- TASK
Read the records below. Copy each line where the string "назад" occurs.

Entries from a dataset of interfaces:
Content starts

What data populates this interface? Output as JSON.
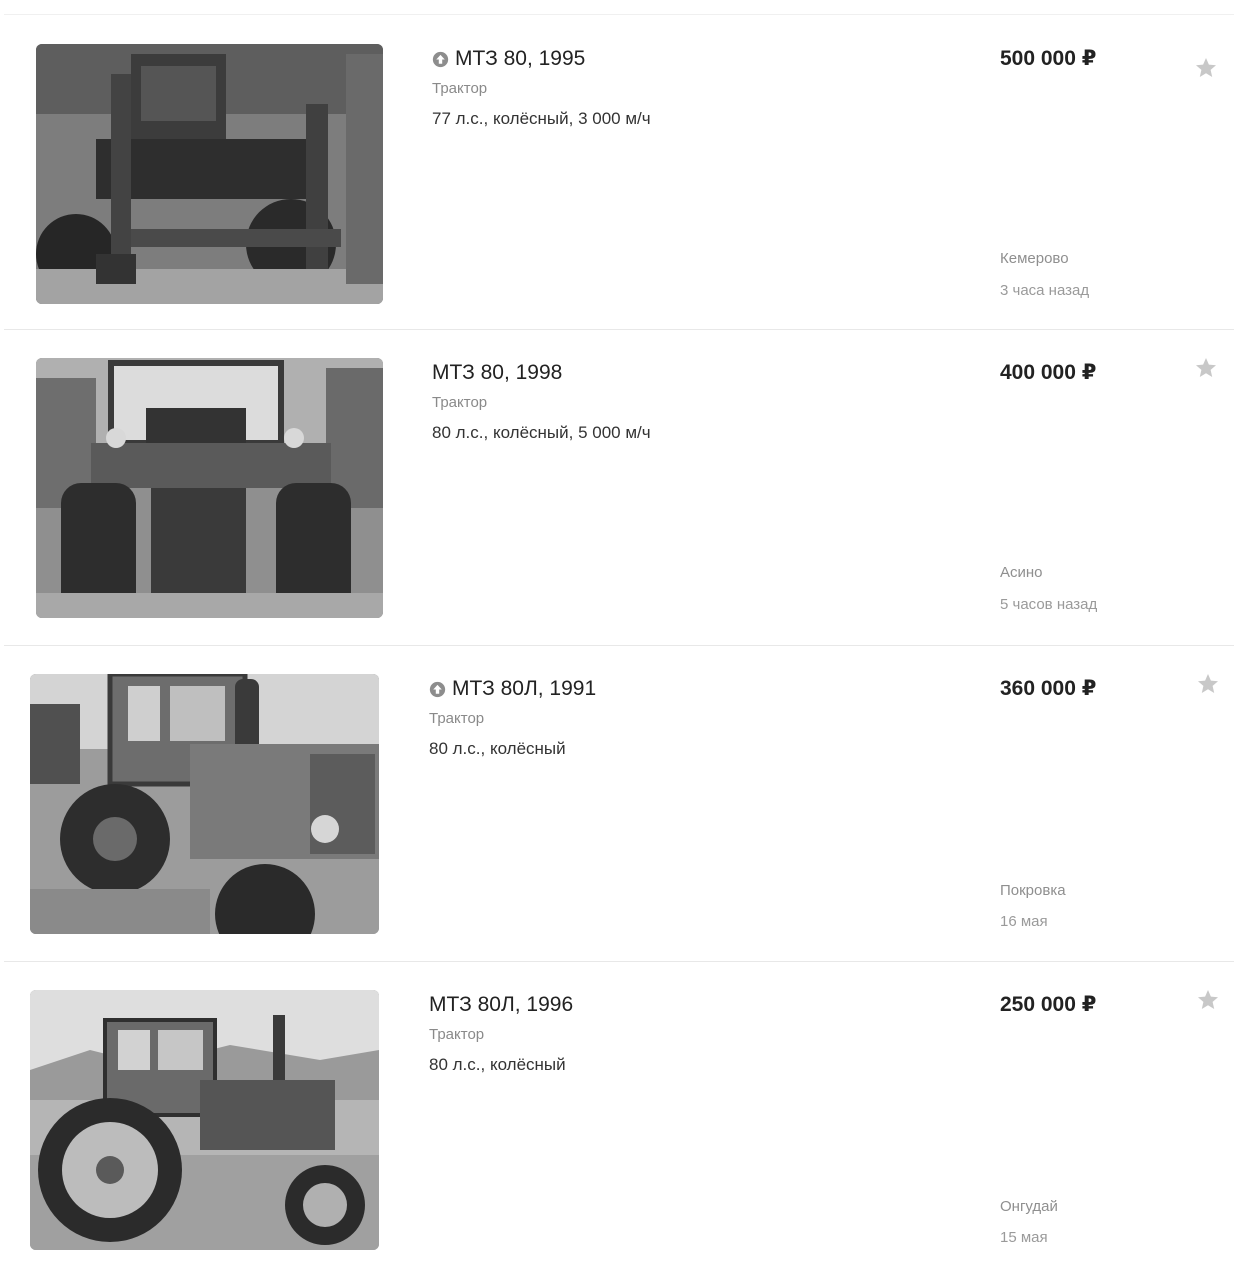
{
  "listings": [
    {
      "promoted": true,
      "title": "МТЗ 80, 1995",
      "category": "Трактор",
      "specs": "77 л.с., колёсный, 3 000 м/ч",
      "price": "500 000 ₽",
      "location": "Кемерово",
      "posted": "3 часа назад",
      "photo_icon": "tractor-photo-loader"
    },
    {
      "promoted": false,
      "title": "МТЗ 80, 1998",
      "category": "Трактор",
      "specs": "80 л.с., колёсный, 5 000 м/ч",
      "price": "400 000 ₽",
      "location": "Асино",
      "posted": "5 часов назад",
      "photo_icon": "tractor-photo-rear"
    },
    {
      "promoted": true,
      "title": "МТЗ 80Л, 1991",
      "category": "Трактор",
      "specs": "80 л.с., колёсный",
      "price": "360 000 ₽",
      "location": "Покровка",
      "posted": "16 мая",
      "photo_icon": "tractor-photo-front"
    },
    {
      "promoted": false,
      "title": "МТЗ 80Л, 1996",
      "category": "Трактор",
      "specs": "80 л.с., колёсный",
      "price": "250 000 ₽",
      "location": "Онгудай",
      "posted": "15 мая",
      "photo_icon": "tractor-photo-side"
    }
  ],
  "icons": {
    "promoted": "arrow-up-circle-icon",
    "favorite": "star-icon"
  },
  "colors": {
    "text": "#222222",
    "muted": "#8a8a8a",
    "star": "#c8c8c8",
    "promo_icon": "#8d8d8d"
  }
}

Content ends

- ANSWER BOX
      "posted": "3 часа назад",
      "posted": "5 часов назад",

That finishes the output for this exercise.